Echocardiography has become an essential technology and is utilized by the majority of pediatric cardiologists. It serves as an indispensible tool in the diagnosis and treatment of congenital heart disease. It involves mastering a complex skill set made up of two key components: procedural echocardiography and interpretive echocardiography. The goal of this website is to provide a background in interpretive echocardiography in the setting of basic and complex congenital heart disease.
Congenital heart disease (CHD) is a spectrum of disease from a small hole in the heart to very complex congenital abnormalities. Training physicians and sonographers in echocardiography is a challenge. Cardiologists are expected to not only master a procedural skill, but they are also faced with the challenging task of interpreting those images. Because some types of CHD are quite rare, it is often difficult for trainees in smaller institutions to get exposed to these rare variants.
To provide comprehensive training in interpretive echocardiography.
To expose trainees to all variants of congenital heart disease and their subtypes.
To provide a better understanding of normal echocardiographic anatomy.

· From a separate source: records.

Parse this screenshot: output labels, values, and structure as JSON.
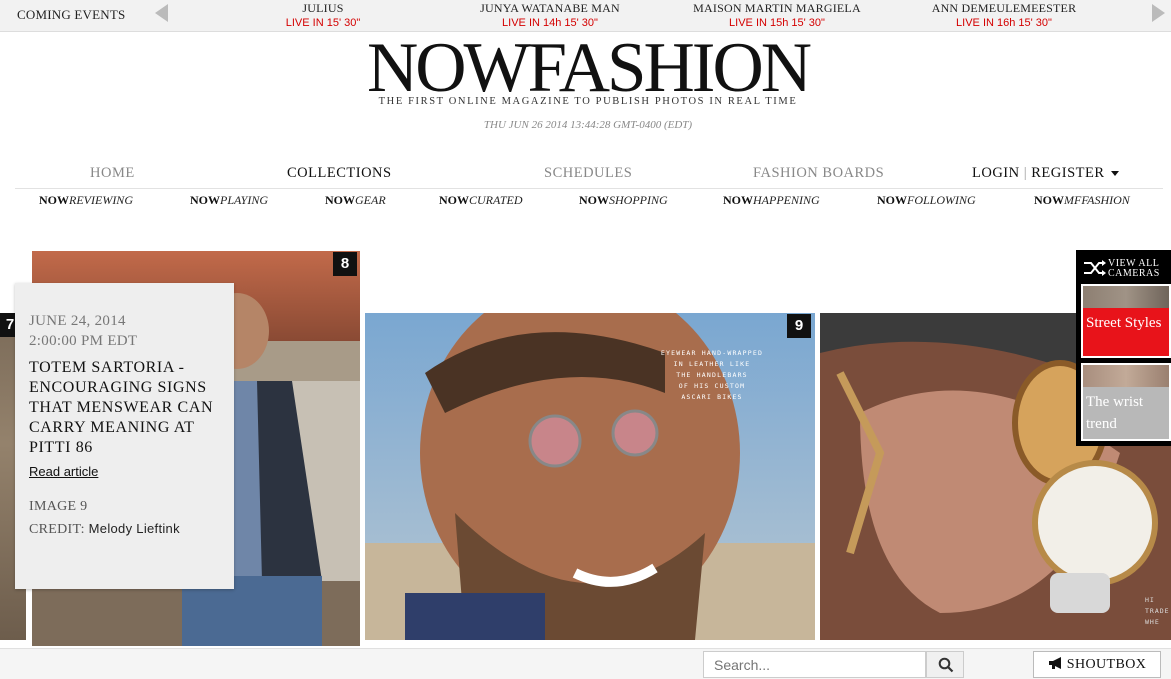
{
  "events_bar": {
    "label": "COMING EVENTS",
    "events": [
      {
        "name": "JULIUS",
        "time": "LIVE IN 15' 30\""
      },
      {
        "name": "JUNYA WATANABE MAN",
        "time": "LIVE IN 14h 15' 30\""
      },
      {
        "name": "MAISON MARTIN MARGIELA",
        "time": "LIVE IN 15h 15' 30\""
      },
      {
        "name": "ANN DEMEULEMEESTER",
        "time": "LIVE IN 16h 15' 30\""
      }
    ]
  },
  "header": {
    "logo": "NOWFASHION",
    "tagline": "THE FIRST ONLINE MAGAZINE TO PUBLISH PHOTOS IN REAL TIME",
    "datetime": "THU JUN 26 2014  13:44:28  GMT-0400 (EDT)"
  },
  "nav": {
    "home": "HOME",
    "collections": "COLLECTIONS",
    "schedules": "SCHEDULES",
    "fashion_boards": "FASHION BOARDS",
    "login": "LOGIN",
    "separator": "|",
    "register": "REGISTER"
  },
  "subnav": [
    {
      "prefix": "NOW",
      "suffix": "REVIEWING"
    },
    {
      "prefix": "NOW",
      "suffix": "PLAYING"
    },
    {
      "prefix": "NOW",
      "suffix": "GEAR"
    },
    {
      "prefix": "NOW",
      "suffix": "CURATED"
    },
    {
      "prefix": "NOW",
      "suffix": "SHOPPING"
    },
    {
      "prefix": "NOW",
      "suffix": "HAPPENING"
    },
    {
      "prefix": "NOW",
      "suffix": "FOLLOWING"
    },
    {
      "prefix": "NOW",
      "suffix": "MFFASHION"
    }
  ],
  "gallery": {
    "badges": [
      "7",
      "8",
      "9"
    ],
    "overlay_text": "EYEWEAR HAND-WRAPPED\nIN LEATHER LIKE\nTHE HANDLEBARS\nOF HIS CUSTOM\nASCARI BIKES",
    "right_overlay_text": "HI\nTRADE\nWHE"
  },
  "info_card": {
    "date": "JUNE 24, 2014",
    "time": "2:00:00 PM EDT",
    "title": "TOTEM SARTORIA - ENCOURAGING SIGNS THAT MENSWEAR CAN CARRY MEANING AT PITTI 86",
    "link": "Read article",
    "image": "IMAGE 9",
    "credit_label": "CREDIT:",
    "credit_name": "Melody Lieftink"
  },
  "side_panel": {
    "view_all": "VIEW ALL CAMERAS",
    "tiles": [
      {
        "label": "Street Styles"
      },
      {
        "label": "The wrist trend"
      }
    ]
  },
  "bottom_bar": {
    "search_placeholder": "Search...",
    "shoutbox": "SHOUTBOX"
  },
  "colors": {
    "live_red": "#d40000",
    "street_styles_tile": "#e8131a"
  }
}
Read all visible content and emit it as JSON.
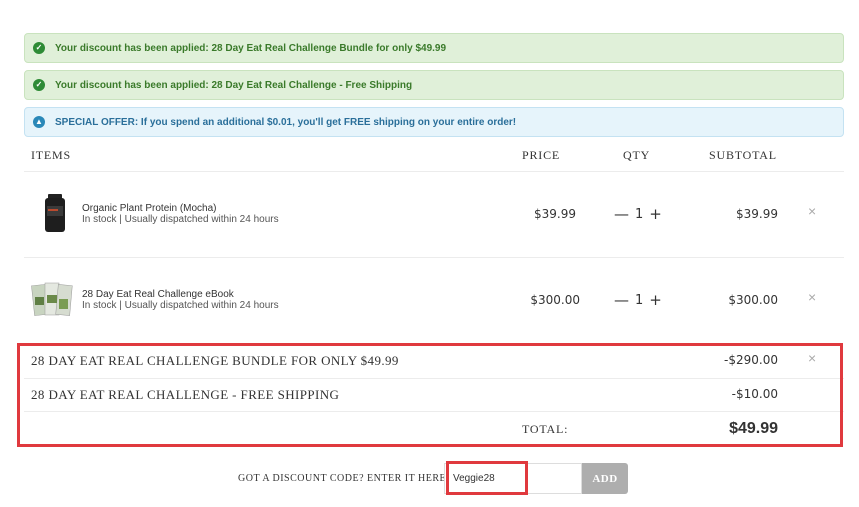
{
  "notices": [
    {
      "type": "success",
      "icon": "check-circle-icon",
      "text": "Your discount has been applied: 28 Day Eat Real Challenge Bundle for only $49.99"
    },
    {
      "type": "success",
      "icon": "check-circle-icon",
      "text": "Your discount has been applied: 28 Day Eat Real Challenge - Free Shipping"
    },
    {
      "type": "info",
      "icon": "info-drop-icon",
      "text": "SPECIAL OFFER: If you spend an additional $0.01, you'll get FREE shipping on your entire order!"
    }
  ],
  "table": {
    "headers": {
      "items": "ITEMS",
      "price": "PRICE",
      "qty": "QTY",
      "subtotal": "SUBTOTAL"
    }
  },
  "items": [
    {
      "name": "Organic Plant Protein (Mocha)",
      "stock": "In stock | Usually dispatched within 24 hours",
      "price": "$39.99",
      "qty": "1",
      "subtotal": "$39.99"
    },
    {
      "name": "28 Day Eat Real Challenge eBook",
      "stock": "In stock | Usually dispatched within 24 hours",
      "price": "$300.00",
      "qty": "1",
      "subtotal": "$300.00"
    }
  ],
  "qty_controls": {
    "minus": "—",
    "plus": "+"
  },
  "remove_glyph": "×",
  "discounts": [
    {
      "label": "28 DAY EAT REAL CHALLENGE BUNDLE FOR ONLY $49.99",
      "amount": "-$290.00"
    },
    {
      "label": "28 DAY EAT REAL CHALLENGE - FREE SHIPPING",
      "amount": "-$10.00"
    }
  ],
  "total": {
    "label": "TOTAL:",
    "value": "$49.99"
  },
  "discount_code": {
    "label": "GOT A DISCOUNT CODE? ENTER IT HERE:",
    "value": "Veggie28",
    "button": "ADD"
  },
  "colors": {
    "success_bg": "#e0f0d9",
    "success_text": "#3a7a2a",
    "info_bg": "#e6f4fb",
    "info_text": "#2a6f9a",
    "highlight": "#e0393e",
    "add_button": "#aeaeae"
  }
}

To allow an interactive approach to reviewing and identifying echocardiographic examples of normal anatomy and congenital heart disease.
To ultimately allow for better identification of cardiac pathology in the clinical setting.
This website is meant to serve as an online learning resource for medical students, residents, cardiology fellows, cardiologists and sonographers. It provides a comprehensive echo imaging database of fetal and transthoracic echocardiography. In addition, three introductory learning modules (normal anatomy, atrial septal defects and ventricular septal defects) are offered along with with pre and post testing to assess the user’s baseline knowledge and improvement following completion of the online learning modules. All answers and scores on the pre and post test are provided to the user upon completion of the post test (the post test becomes available once all views from all three modules have been viewed).
Website Creator and Content Editor
Josh Kailin, MD
Texas Children’s Hospital
Center for Collaborative and Interactive Technologies (CCIT) team through Baylor College of Medicine (Michael Fordis, MD; Anne Perch, MBA, CHCP; Doug Alexander; Tony Adams; Kevin Musgrave; and Jason King, PhD).
Josh Kailin, MD
Tobias Schlingmann, MD
Tom Seery, MD
Buck Kyle, MD
Betul Yilmaz Furtun, MD
Gary Dhillon, MD
Hitesh Agrawal, MD
Varun Aggarwal, MD
Raysa Morales-Demori, MD
Jordan Awerbach, MD
James Chris Wilkinson, MD
Katherine Salciccioli, MD
Kriti Puri, MBBS
Lana Shugh, MD
Stephanie Acosta, MD
Derek Naus, RDCS
Monica Martin, RDCS
Christina Veal, RDCS
Maggie Nguyen, RDCS
Doug Feagin BS, RDCS
Jianhong Zhang, RDCS
Allyson Doucet, RDCS
Bailey Cox, RCCS
Kate Blias, BS, RDCS
Heather Williams, RCCS
Jin Wu, RDCS
A special thank you to Dan Penny and the entire pediatric cardiology department at Texas Children’s Hospital for your support and guidance.
Please contact Dr. Josh Kailin at firstname.lastname@example.org should you have any feedback, comments or questions regarding this website.
This website was made possible through an educational grant provided by Texas Children’s Hospital Center for Research Innovation and Scholarship in Medical Education. We would also like to acknowledge and express our sincere gratitude to the entire CCIT team for assisting in its development.
The use of this website and its learning modules provides trainees with a better understanding of the anatomy and physiology of congenital heart disease and an improved recognition and interpretation of all CHD lesions.
— Josh Kailin, MD
This website was created by Dr. Josh Kailin. Dr. Kailin is a faculty member and assistant professor of pediatrics at the Baylor College of Medicine. He is a pediatric cardiologist at Texas Children’s Hospital in Houston, Texas. His area of expertise is in non-invasive imaging.
Dr. Kailin performed a pediatric cardiology fellowship at Denver Children’s Hospital and spent an additional year of training in non-invasive imaging at the Sibley Heart Center at Emory University.